● **What you should do**: In your reply, print every line of the listing exactly and omit all images.

● **Given data**:
►

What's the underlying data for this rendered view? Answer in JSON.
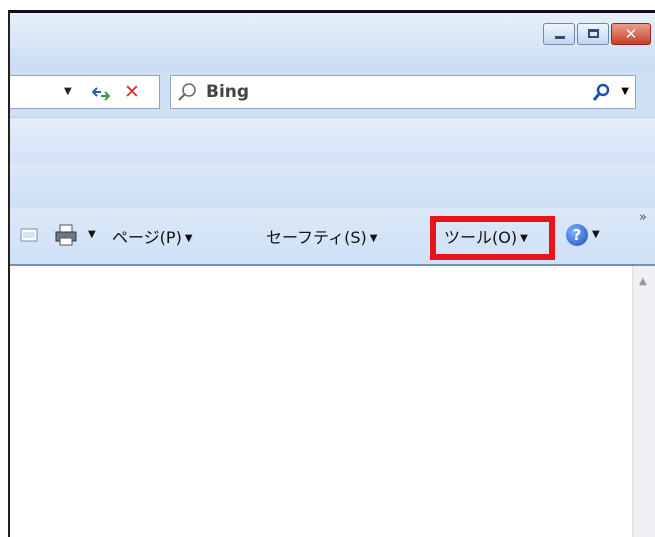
{
  "window": {
    "minimize": "–",
    "maximize": "□",
    "close": "✕"
  },
  "address": {
    "dropdown": "▼",
    "stop": "✕"
  },
  "search": {
    "value": "Bing",
    "dropdown": "▼"
  },
  "commandbar": {
    "print_dropdown": "▼",
    "page_label": "ページ(P)",
    "safety_label": "セーフティ(S)",
    "tools_label": "ツール(O)",
    "help_icon": "?",
    "dropdown": "▼",
    "overflow": "»"
  },
  "scroll": {
    "up": "▲"
  },
  "colors": {
    "highlight": "#e8141a",
    "close_button": "#c4402b",
    "stop": "#d4322a"
  }
}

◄

● **Your solution**:
What's the underlying data for this rendered view? Answer in JSON.
{
  "window": {
    "minimize": "–",
    "maximize": "□",
    "close": "✕"
  },
  "address": {
    "dropdown": "▼",
    "stop": "✕"
  },
  "search": {
    "value": "Bing",
    "dropdown": "▼"
  },
  "commandbar": {
    "print_dropdown": "▼",
    "page_label": "ページ(P)",
    "safety_label": "セーフティ(S)",
    "tools_label": "ツール(O)",
    "help_icon": "?",
    "dropdown": "▼",
    "overflow": "»"
  },
  "scroll": {
    "up": "▲"
  },
  "colors": {
    "highlight": "#e8141a",
    "close_button": "#c4402b",
    "stop": "#d4322a"
  }
}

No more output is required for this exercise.